He adds: ‘If aspirin is used, it should be combined with the drug dipyridamole as this combination is more effective than aspirin alone.’


Women with conditions that make them prone to clotting, such as Hughes syndrome, also known as sticky blood, face the misery of recurrent miscarriage.

Peter Bowen-Simpkins, medical director of London Women’s Clinic, says the theory is that the blood-thinning properties of aspirin ‘prevent tiny clots forming in the blood vessels leading to the womb that can kill off a pregnancy’.

HOW TO TAKE IT: Several studies have suggested that a daily dose of aspirin combined with the blood-thinner heparin can reduce the risk. 

High blood pressure – or pre-eclampsia – during the second half of pregnancy also puts women at risk of miscarriage. A review of existing trials by the US Preventive Services Task Force in 2014 found that daily low-dose aspirin could reduce the risk by nearly a quarter.

Obstetrician and gynaecologist Clive Spence-Jones, from the Portland Hospital, says: ‘It’s not for everyone but could benefit high-risk mothers who have previously had pre-eclampsia and problems affecting the baby, such as prematurity and slow growth.’

There is no evidence of any wider benefit for women having problems conceiving in general, according to Mr Bowen-Simpkins. All pregnant women should seek medical advice before taking any medication.



Aspirin is a powerful medication and, as with all drugs, it can have side effects.
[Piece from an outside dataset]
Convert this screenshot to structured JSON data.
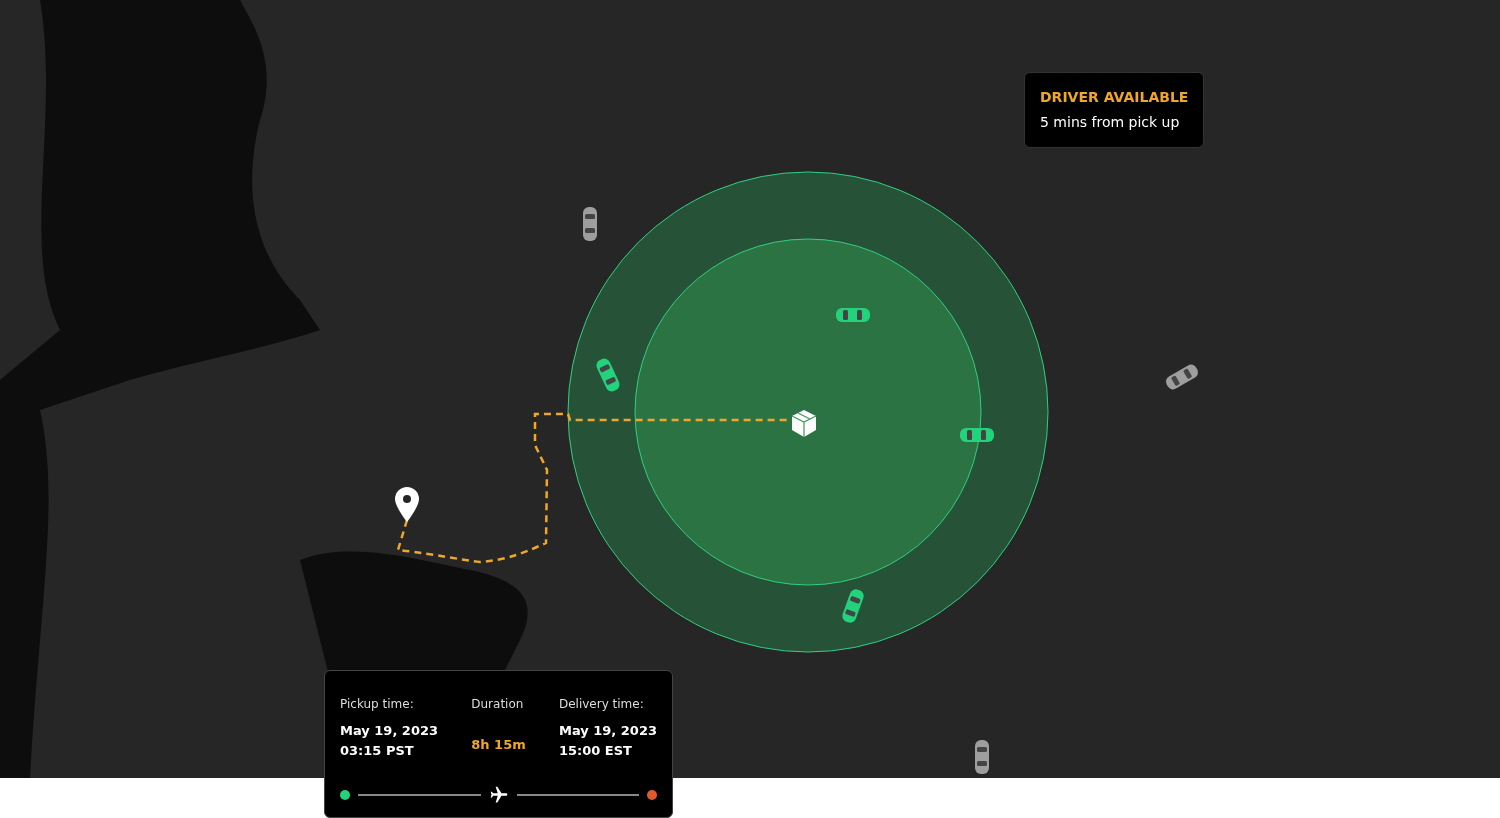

There are also a number of people who cannot take it, including:

l Those who have had an allergic reaction to aspirin or non-steroidal anti-inflammatory drugs (NSAIDs), such as ibuprofen, in the past

l Asthma sufferers
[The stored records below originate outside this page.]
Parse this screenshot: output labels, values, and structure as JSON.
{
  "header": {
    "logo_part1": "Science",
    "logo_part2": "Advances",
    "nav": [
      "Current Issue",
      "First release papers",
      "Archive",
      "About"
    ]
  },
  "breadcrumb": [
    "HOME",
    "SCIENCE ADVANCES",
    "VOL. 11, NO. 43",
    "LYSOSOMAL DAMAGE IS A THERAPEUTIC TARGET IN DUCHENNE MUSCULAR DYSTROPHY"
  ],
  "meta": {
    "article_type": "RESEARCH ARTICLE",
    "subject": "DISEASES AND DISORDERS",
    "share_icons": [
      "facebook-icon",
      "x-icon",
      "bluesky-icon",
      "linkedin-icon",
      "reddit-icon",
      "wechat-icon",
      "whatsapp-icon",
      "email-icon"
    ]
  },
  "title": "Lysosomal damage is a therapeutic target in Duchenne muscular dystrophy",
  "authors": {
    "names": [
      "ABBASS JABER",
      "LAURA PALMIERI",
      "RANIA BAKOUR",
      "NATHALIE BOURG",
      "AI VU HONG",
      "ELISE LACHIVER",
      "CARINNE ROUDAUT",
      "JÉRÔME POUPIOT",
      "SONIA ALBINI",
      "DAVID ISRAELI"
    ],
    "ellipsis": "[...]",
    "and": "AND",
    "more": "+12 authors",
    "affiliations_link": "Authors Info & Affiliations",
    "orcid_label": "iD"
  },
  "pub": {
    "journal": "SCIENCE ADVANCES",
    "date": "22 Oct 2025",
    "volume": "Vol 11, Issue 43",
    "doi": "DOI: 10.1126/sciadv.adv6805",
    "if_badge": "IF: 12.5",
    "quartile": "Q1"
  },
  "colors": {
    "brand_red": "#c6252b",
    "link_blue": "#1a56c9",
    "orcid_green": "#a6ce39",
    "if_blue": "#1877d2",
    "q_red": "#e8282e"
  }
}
l Anyone who has had stomach ulcers, or severe liver or kidney problems

l Those with haemophilia or another blood disorder, or who have uncontrolled high blood pressure.
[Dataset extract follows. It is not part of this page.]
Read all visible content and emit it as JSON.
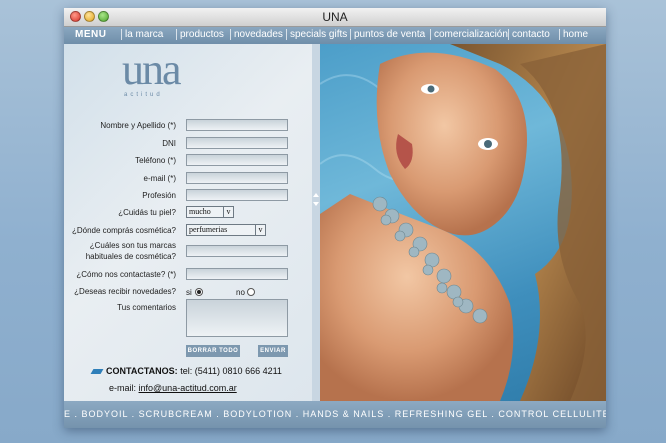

Cardiologist Inderpaul Birdi explains that aspirin is not recommended for general daily use, given the evidence linking it to internal bleeding. ‘This suggests that the benefits in healthy people are heavily outweighed by the risk of gastrointestinal irritation and bleeding,’ says Mr Birdi.

The drug is also not recommended for children under the age of 16 because of the risk of the very rare but serious complication of Reye’s syndrome, which causes swelling in the liver and brain.


About 50,000 people a year are diagnosed with an irregular and abnormally fast heart rate – classified as more than 100 beats per minute – which is also known as atrial fibrillation (AF). GPs still prescribe aspirin for about a third of AF patients at increased risk of stroke.

However, according to new guidance from NICE published last year, doctors should be switching them to newer anticoagulant drugs (NOACs). 

The reason is that aspirin is not as effective in preventing stroke, and the bleeding risk negates any benefits, according to Jeremy Pearson, medical director at the British Heart Foundation.

‘Aspirin shouldn’t be used by AF patients because the risks of bleeding in the gut outweigh any benefits in reducing strokes,’ says Prof Pearson, from King’s College London.

‘GPs should be putting people [at high risk of stroke] on anticoagulant drugs unless they need to take aspirin for other reasons. Always talk through your treatment with your doctor.’


Although aspirin is effective in preventing blood clots that form in arteries – which lead to heart attacks and strokes – the drug is not effective in breaking down clots that block veins.

This means it will not prevent a venous thromboembolism (VTE), a condition where parts of blood clots in the legs – a deep-vein thrombosis, or DVT – break off and travel to the blood vessels between the heart and lungs, causing a potentially fatal blockage.

Typically, VTEs occur after periods of prolonged inactivity (such as in a cramped flight or hospital bed). Dehydration, being overweight and older age increase the risk.

Clots in veins are not triggered by platelets, so drugs other than aspirin are needed to stop them forming, says Duncan Dymond, consultant cardiologist at St Bartholomew’s Hospital in London. However, anyone already prescribed aspirin should keep taking it when they fly.


Comments Comments(0)

Topclass Reporters